- Man shot, killed in Jefferson Square Park identified
- Louisville man arrested for fatal shooting in Jefferson Square Park
- Victim of Jefferson Square Park shooting honored with vigil
- Tyler Gerth: Photographer remembered for documenting, supporting protest movement
- Tyler Gerth’s sisters remember their brother as ‘a glue to our family’
- Family of Jefferson Square murder suspect says his mental illness crushed two families
Gerth was part of the Big Brothers Big Sisters program and started mentoring a 13-year-old named Timothy Cherry last August.
“Anytime when an outsider can come in and love your child as much as you love your child, I really appreciated him,” Cherry’s mother, Rhonda Nobles, said.
Nobles signed her son up to be a ‘little brother’ when she noticed his grades slipping.
“If they never paired me up with Tyler, I don’t know, I probably would have still been acting how I usually act, don’t take things seriously,” Cherry said.

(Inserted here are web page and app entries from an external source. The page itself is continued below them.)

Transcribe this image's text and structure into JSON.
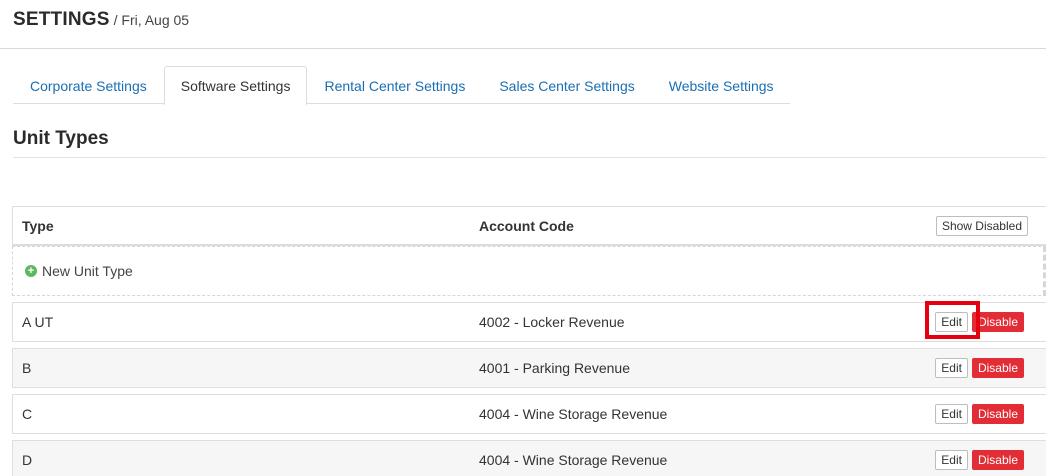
{
  "header": {
    "title": "SETTINGS",
    "subtitle": "/ Fri, Aug 05"
  },
  "tabs": [
    {
      "label": "Corporate Settings"
    },
    {
      "label": "Software Settings"
    },
    {
      "label": "Rental Center Settings"
    },
    {
      "label": "Sales Center Settings"
    },
    {
      "label": "Website Settings"
    }
  ],
  "active_tab": "Software Settings",
  "section": {
    "title": "Unit Types"
  },
  "table": {
    "columns": {
      "type": "Type",
      "account_code": "Account Code"
    },
    "show_disabled_label": "Show Disabled",
    "new_label": "New Unit Type",
    "edit_label": "Edit",
    "disable_label": "Disable",
    "rows": [
      {
        "type": "A UT",
        "account_code": "4002 - Locker Revenue"
      },
      {
        "type": "B",
        "account_code": "4001 - Parking Revenue"
      },
      {
        "type": "C",
        "account_code": "4004 - Wine Storage Revenue"
      },
      {
        "type": "D",
        "account_code": "4004 - Wine Storage Revenue"
      }
    ]
  },
  "colors": {
    "link": "#1a6fb3",
    "danger": "#e32d36",
    "success": "#5cb85c",
    "highlight": "#e3000f"
  }
}
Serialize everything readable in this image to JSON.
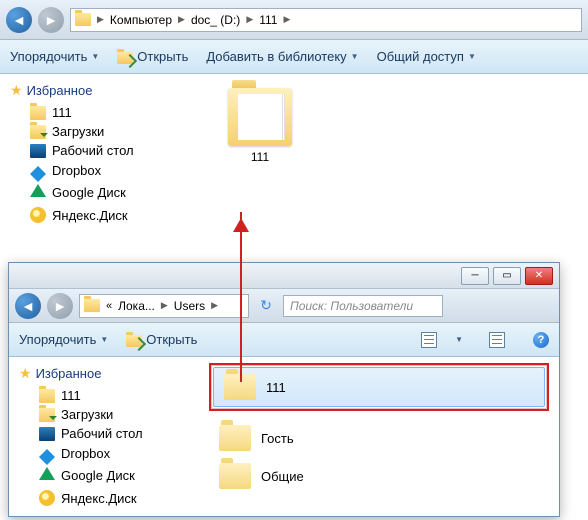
{
  "window1": {
    "breadcrumb": {
      "root": "Компьютер",
      "drive": "doc_ (D:)",
      "folder": "111"
    },
    "toolbar": {
      "organize": "Упорядочить",
      "open": "Открыть",
      "add_library": "Добавить в библиотеку",
      "share": "Общий доступ"
    },
    "sidebar": {
      "header": "Избранное",
      "items": [
        {
          "label": "111",
          "icon": "folder"
        },
        {
          "label": "Загрузки",
          "icon": "downloads"
        },
        {
          "label": "Рабочий стол",
          "icon": "desktop"
        },
        {
          "label": "Dropbox",
          "icon": "dropbox"
        },
        {
          "label": "Google Диск",
          "icon": "gdrive"
        },
        {
          "label": "Яндекс.Диск",
          "icon": "yadisk"
        }
      ]
    },
    "content": {
      "folder_name": "111"
    }
  },
  "window2": {
    "breadcrumb": {
      "seg1": "Лока...",
      "seg2": "Users"
    },
    "search_placeholder": "Поиск: Пользователи",
    "toolbar": {
      "organize": "Упорядочить",
      "open": "Открыть"
    },
    "sidebar": {
      "header": "Избранное",
      "items": [
        {
          "label": "111",
          "icon": "folder"
        },
        {
          "label": "Загрузки",
          "icon": "downloads"
        },
        {
          "label": "Рабочий стол",
          "icon": "desktop"
        },
        {
          "label": "Dropbox",
          "icon": "dropbox"
        },
        {
          "label": "Google Диск",
          "icon": "gdrive"
        },
        {
          "label": "Яндекс.Диск",
          "icon": "yadisk"
        }
      ]
    },
    "content": {
      "items": [
        {
          "label": "111",
          "selected": true,
          "highlighted": true
        },
        {
          "label": "Гость",
          "selected": false,
          "highlighted": false
        },
        {
          "label": "Общие",
          "selected": false,
          "highlighted": false
        }
      ]
    },
    "titlebar": {
      "min": "─",
      "max": "▭",
      "close": "✕"
    },
    "help": "?"
  }
}
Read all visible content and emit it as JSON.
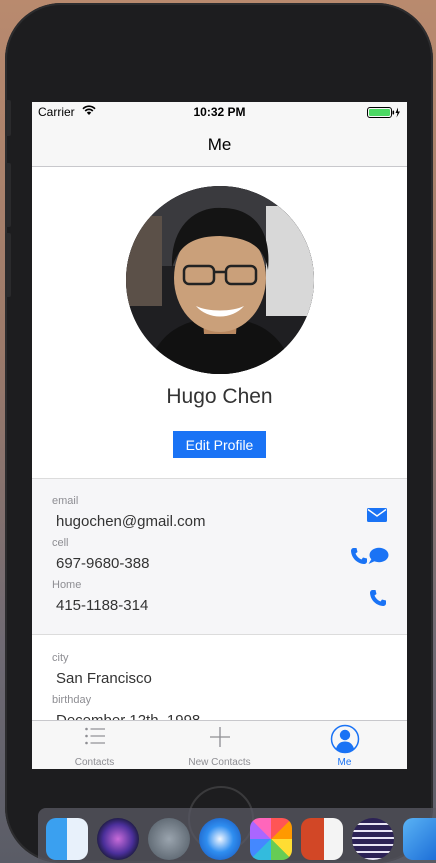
{
  "status_bar": {
    "carrier": "Carrier",
    "time": "10:32 PM"
  },
  "nav": {
    "title": "Me"
  },
  "profile": {
    "name": "Hugo Chen",
    "edit_label": "Edit Profile"
  },
  "contact": {
    "email_label": "email",
    "email_value": "hugochen@gmail.com",
    "cell_label": "cell",
    "cell_value": "697-9680-388",
    "home_label": "Home",
    "home_value": "415-1188-314"
  },
  "details": {
    "city_label": "city",
    "city_value": "San Francisco",
    "birthday_label": "birthday",
    "birthday_value": "December 12th, 1998"
  },
  "tabs": [
    {
      "label": "Contacts"
    },
    {
      "label": "New Contacts"
    },
    {
      "label": "Me"
    }
  ],
  "colors": {
    "accent": "#1a73f5",
    "tab_inactive": "#8e8e93"
  },
  "dock_icons": [
    "finder-icon",
    "siri-icon",
    "launchpad-icon",
    "safari-icon",
    "photos-icon",
    "powerpoint-icon",
    "eclipse-icon",
    "xcode-icon"
  ]
}
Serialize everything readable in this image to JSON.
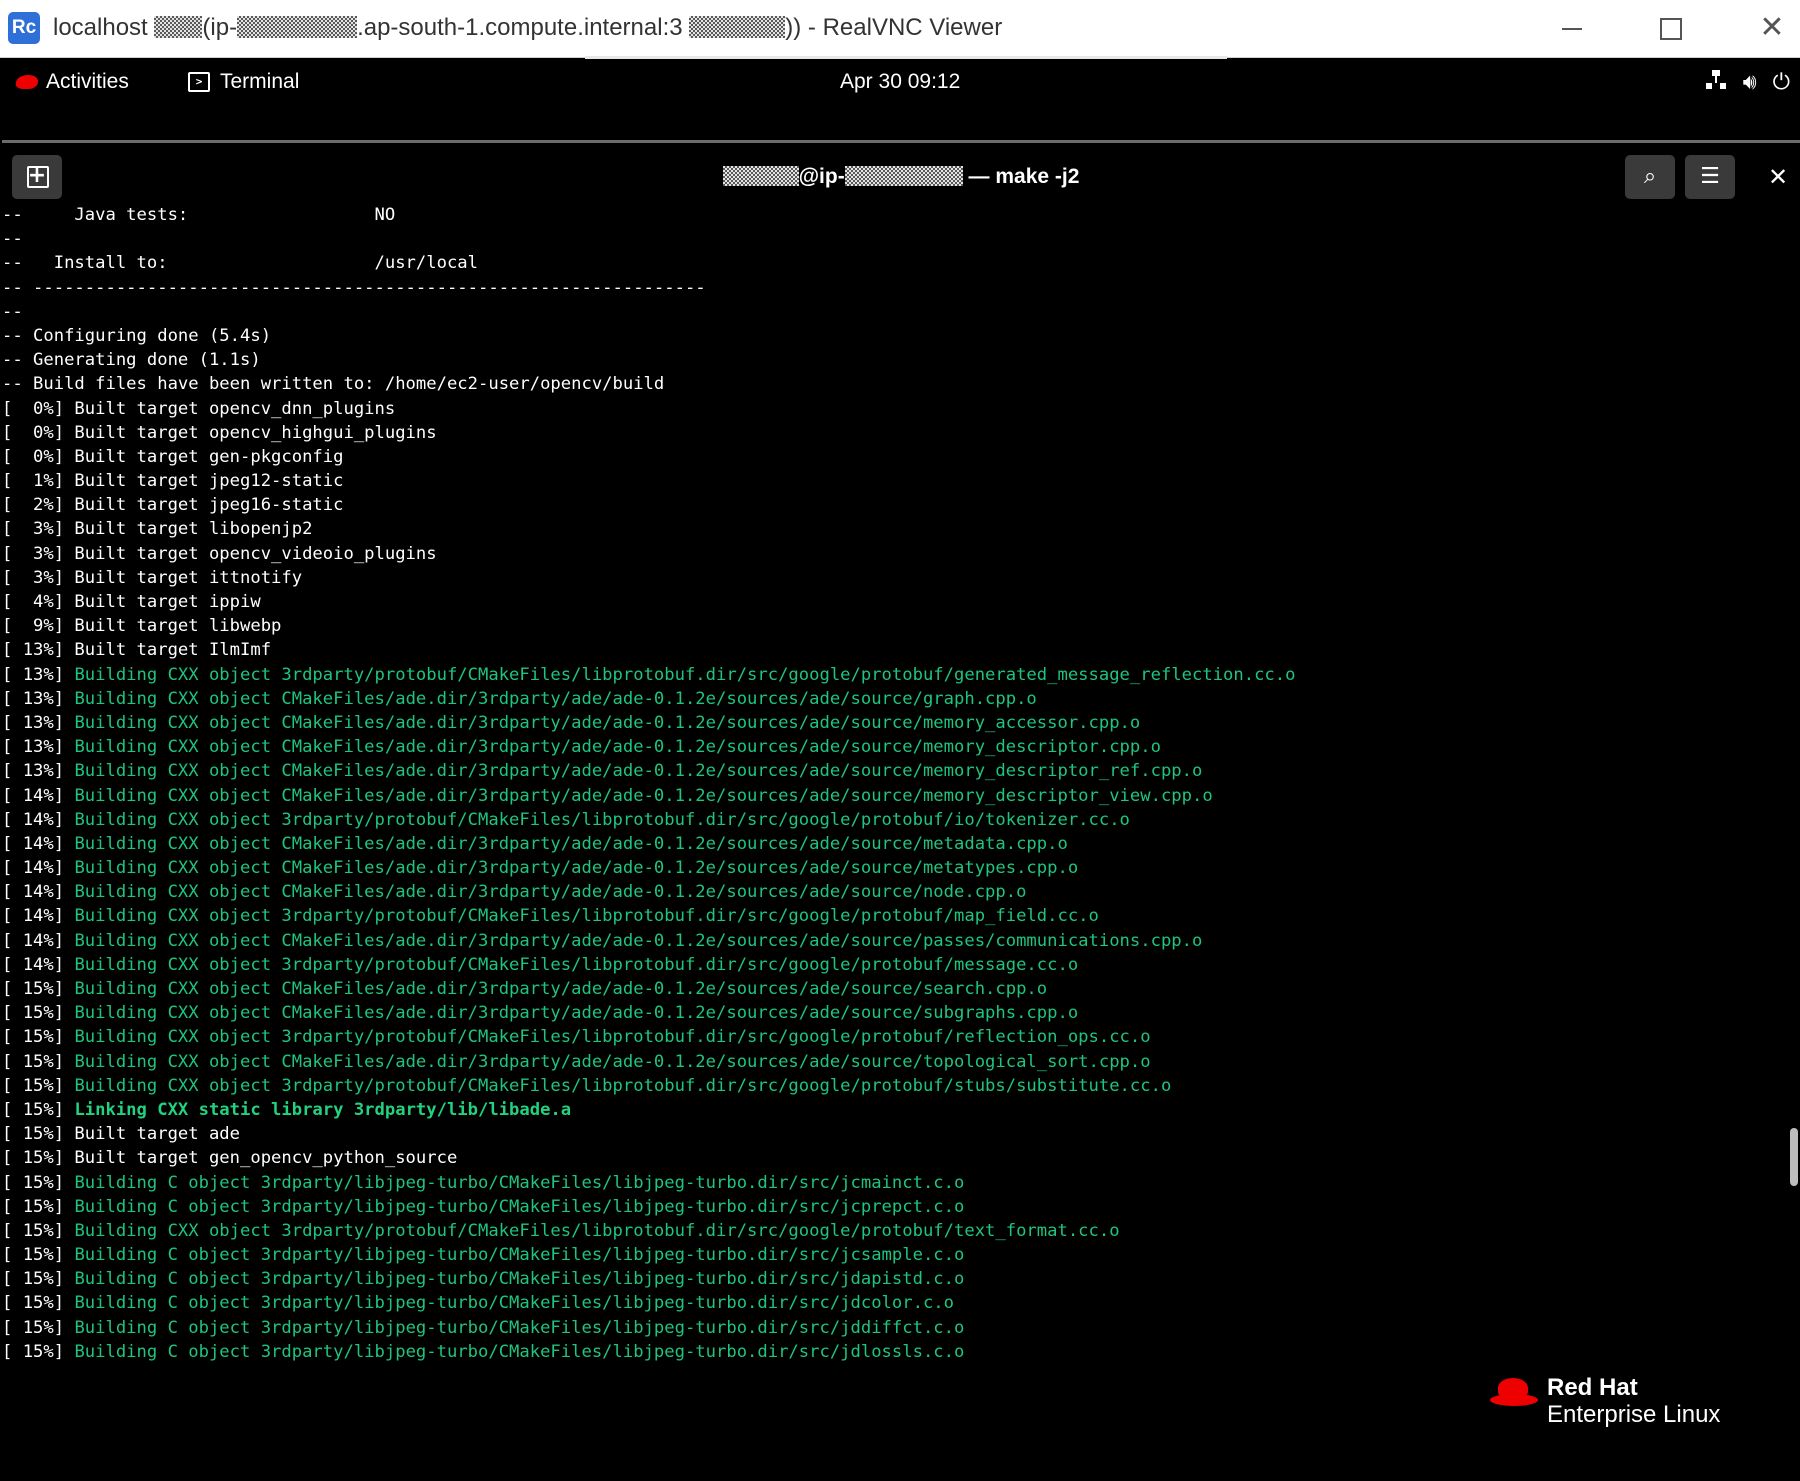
{
  "vnc": {
    "title_prefix": "localhost ",
    "title_mid": "(ip-",
    "title_host": ".ap-south-1.compute.internal:3",
    "title_suffix": ")) - RealVNC Viewer",
    "logo": "Rc"
  },
  "gnome": {
    "activities": "Activities",
    "app": "Terminal",
    "clock": "Apr 30  09:12"
  },
  "terminal": {
    "title_at": "@ip-",
    "title_cmd": " — make -j2",
    "lines": [
      {
        "prefix": "--     Java tests:                  NO",
        "msg": "",
        "style": ""
      },
      {
        "prefix": "--",
        "msg": "",
        "style": ""
      },
      {
        "prefix": "--   Install to:                    /usr/local",
        "msg": "",
        "style": ""
      },
      {
        "prefix": "-- -----------------------------------------------------------------",
        "msg": "",
        "style": ""
      },
      {
        "prefix": "--",
        "msg": "",
        "style": ""
      },
      {
        "prefix": "-- Configuring done (5.4s)",
        "msg": "",
        "style": ""
      },
      {
        "prefix": "-- Generating done (1.1s)",
        "msg": "",
        "style": ""
      },
      {
        "prefix": "-- Build files have been written to: /home/ec2-user/opencv/build",
        "msg": "",
        "style": ""
      },
      {
        "prefix": "[  0%] Built target opencv_dnn_plugins",
        "msg": "",
        "style": ""
      },
      {
        "prefix": "[  0%] Built target opencv_highgui_plugins",
        "msg": "",
        "style": ""
      },
      {
        "prefix": "[  0%] Built target gen-pkgconfig",
        "msg": "",
        "style": ""
      },
      {
        "prefix": "[  1%] Built target jpeg12-static",
        "msg": "",
        "style": ""
      },
      {
        "prefix": "[  2%] Built target jpeg16-static",
        "msg": "",
        "style": ""
      },
      {
        "prefix": "[  3%] Built target libopenjp2",
        "msg": "",
        "style": ""
      },
      {
        "prefix": "[  3%] Built target opencv_videoio_plugins",
        "msg": "",
        "style": ""
      },
      {
        "prefix": "[  3%] Built target ittnotify",
        "msg": "",
        "style": ""
      },
      {
        "prefix": "[  4%] Built target ippiw",
        "msg": "",
        "style": ""
      },
      {
        "prefix": "[  9%] Built target libwebp",
        "msg": "",
        "style": ""
      },
      {
        "prefix": "[ 13%] Built target IlmImf",
        "msg": "",
        "style": ""
      },
      {
        "prefix": "[ 13%] ",
        "msg": "Building CXX object 3rdparty/protobuf/CMakeFiles/libprotobuf.dir/src/google/protobuf/generated_message_reflection.cc.o",
        "style": "green"
      },
      {
        "prefix": "[ 13%] ",
        "msg": "Building CXX object CMakeFiles/ade.dir/3rdparty/ade/ade-0.1.2e/sources/ade/source/graph.cpp.o",
        "style": "green"
      },
      {
        "prefix": "[ 13%] ",
        "msg": "Building CXX object CMakeFiles/ade.dir/3rdparty/ade/ade-0.1.2e/sources/ade/source/memory_accessor.cpp.o",
        "style": "green"
      },
      {
        "prefix": "[ 13%] ",
        "msg": "Building CXX object CMakeFiles/ade.dir/3rdparty/ade/ade-0.1.2e/sources/ade/source/memory_descriptor.cpp.o",
        "style": "green"
      },
      {
        "prefix": "[ 13%] ",
        "msg": "Building CXX object CMakeFiles/ade.dir/3rdparty/ade/ade-0.1.2e/sources/ade/source/memory_descriptor_ref.cpp.o",
        "style": "green"
      },
      {
        "prefix": "[ 14%] ",
        "msg": "Building CXX object CMakeFiles/ade.dir/3rdparty/ade/ade-0.1.2e/sources/ade/source/memory_descriptor_view.cpp.o",
        "style": "green"
      },
      {
        "prefix": "[ 14%] ",
        "msg": "Building CXX object 3rdparty/protobuf/CMakeFiles/libprotobuf.dir/src/google/protobuf/io/tokenizer.cc.o",
        "style": "green"
      },
      {
        "prefix": "[ 14%] ",
        "msg": "Building CXX object CMakeFiles/ade.dir/3rdparty/ade/ade-0.1.2e/sources/ade/source/metadata.cpp.o",
        "style": "green"
      },
      {
        "prefix": "[ 14%] ",
        "msg": "Building CXX object CMakeFiles/ade.dir/3rdparty/ade/ade-0.1.2e/sources/ade/source/metatypes.cpp.o",
        "style": "green"
      },
      {
        "prefix": "[ 14%] ",
        "msg": "Building CXX object CMakeFiles/ade.dir/3rdparty/ade/ade-0.1.2e/sources/ade/source/node.cpp.o",
        "style": "green"
      },
      {
        "prefix": "[ 14%] ",
        "msg": "Building CXX object 3rdparty/protobuf/CMakeFiles/libprotobuf.dir/src/google/protobuf/map_field.cc.o",
        "style": "green"
      },
      {
        "prefix": "[ 14%] ",
        "msg": "Building CXX object CMakeFiles/ade.dir/3rdparty/ade/ade-0.1.2e/sources/ade/source/passes/communications.cpp.o",
        "style": "green"
      },
      {
        "prefix": "[ 14%] ",
        "msg": "Building CXX object 3rdparty/protobuf/CMakeFiles/libprotobuf.dir/src/google/protobuf/message.cc.o",
        "style": "green"
      },
      {
        "prefix": "[ 15%] ",
        "msg": "Building CXX object CMakeFiles/ade.dir/3rdparty/ade/ade-0.1.2e/sources/ade/source/search.cpp.o",
        "style": "green"
      },
      {
        "prefix": "[ 15%] ",
        "msg": "Building CXX object CMakeFiles/ade.dir/3rdparty/ade/ade-0.1.2e/sources/ade/source/subgraphs.cpp.o",
        "style": "green"
      },
      {
        "prefix": "[ 15%] ",
        "msg": "Building CXX object 3rdparty/protobuf/CMakeFiles/libprotobuf.dir/src/google/protobuf/reflection_ops.cc.o",
        "style": "green"
      },
      {
        "prefix": "[ 15%] ",
        "msg": "Building CXX object CMakeFiles/ade.dir/3rdparty/ade/ade-0.1.2e/sources/ade/source/topological_sort.cpp.o",
        "style": "green"
      },
      {
        "prefix": "[ 15%] ",
        "msg": "Building CXX object 3rdparty/protobuf/CMakeFiles/libprotobuf.dir/src/google/protobuf/stubs/substitute.cc.o",
        "style": "green"
      },
      {
        "prefix": "[ 15%] ",
        "msg": "Linking CXX static library 3rdparty/lib/libade.a",
        "style": "greenbold"
      },
      {
        "prefix": "[ 15%] Built target ade",
        "msg": "",
        "style": ""
      },
      {
        "prefix": "[ 15%] Built target gen_opencv_python_source",
        "msg": "",
        "style": ""
      },
      {
        "prefix": "[ 15%] ",
        "msg": "Building C object 3rdparty/libjpeg-turbo/CMakeFiles/libjpeg-turbo.dir/src/jcmainct.c.o",
        "style": "green"
      },
      {
        "prefix": "[ 15%] ",
        "msg": "Building C object 3rdparty/libjpeg-turbo/CMakeFiles/libjpeg-turbo.dir/src/jcprepct.c.o",
        "style": "green"
      },
      {
        "prefix": "[ 15%] ",
        "msg": "Building CXX object 3rdparty/protobuf/CMakeFiles/libprotobuf.dir/src/google/protobuf/text_format.cc.o",
        "style": "green"
      },
      {
        "prefix": "[ 15%] ",
        "msg": "Building C object 3rdparty/libjpeg-turbo/CMakeFiles/libjpeg-turbo.dir/src/jcsample.c.o",
        "style": "green"
      },
      {
        "prefix": "[ 15%] ",
        "msg": "Building C object 3rdparty/libjpeg-turbo/CMakeFiles/libjpeg-turbo.dir/src/jdapistd.c.o",
        "style": "green"
      },
      {
        "prefix": "[ 15%] ",
        "msg": "Building C object 3rdparty/libjpeg-turbo/CMakeFiles/libjpeg-turbo.dir/src/jdcolor.c.o",
        "style": "green"
      },
      {
        "prefix": "[ 15%] ",
        "msg": "Building C object 3rdparty/libjpeg-turbo/CMakeFiles/libjpeg-turbo.dir/src/jddiffct.c.o",
        "style": "green"
      },
      {
        "prefix": "[ 15%] ",
        "msg": "Building C object 3rdparty/libjpeg-turbo/CMakeFiles/libjpeg-turbo.dir/src/jdlossls.c.o",
        "style": "green"
      }
    ]
  },
  "watermark": {
    "line1": "Red Hat",
    "line2": "Enterprise Linux"
  },
  "colors": {
    "build_green": "#1fc47d",
    "redhat_red": "#ee0000",
    "vnc_blue": "#2f6fd8"
  },
  "icons": [
    "realvnc-logo-icon",
    "minimize-icon",
    "maximize-icon",
    "close-icon",
    "redhat-icon",
    "terminal-icon",
    "network-icon",
    "volume-icon",
    "power-icon",
    "new-tab-icon",
    "search-icon",
    "hamburger-menu-icon",
    "close-terminal-icon"
  ]
}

After spending less than a year with his new big brother, Cherry is getting ready to enter Fern Creek High School with a 4.0 GPA.
“I loved the way he cared for my son,” Nobles said. “He will be missed.”
They honored Gerth at Cardinal Stadium Tuesday, a spot that holds a wonderful memory. It was the day Gerth and Cherry saw the Cards take on Western Kentucky.
Cherry explained to WAVE 3 News he wasn’t sure he wanted to publicly talk about his big brother but decided he should in his honor.
“I was sad about it but I knew Tyler wouldn’t want me to be sad,” the teen said.
Cherry explained how he felt an instant connection with Gerth the day they met nearly a year ago.
“We sat down at the table and I was like, ‘Yeah, I’m going to get along with Tyler. He’s very cool,‘” Timothy said. “I never had an older brother to look up to. Tyler was a great mentor to me.”
The pair bonded over sports. Cherry helped Gerth improve his 3-pointer, while Gerth helped him with his 3-point stance. They liked to keep it interesting with a little competition.
“He was like my actual brother. We talked about everything. We didn’t have secrets,” Cherry said.
Between jokes, he says Gerth taught him to focus on school and himself because that’s the only thing in his control.
“You don’t always have to be scared to do what you want to do, just do it,” Cherry said.
Those lessons weren’t empty words for the 13-year-old. He said Gerth lived by them and died fighting for what he believed in.
“I think he would just want everyone to come together and be one,” he said.
Gerth’s family is working to create a non-profit organization in his honor and donate to causes he cared about. A GoFundMe has been set up to help them get started.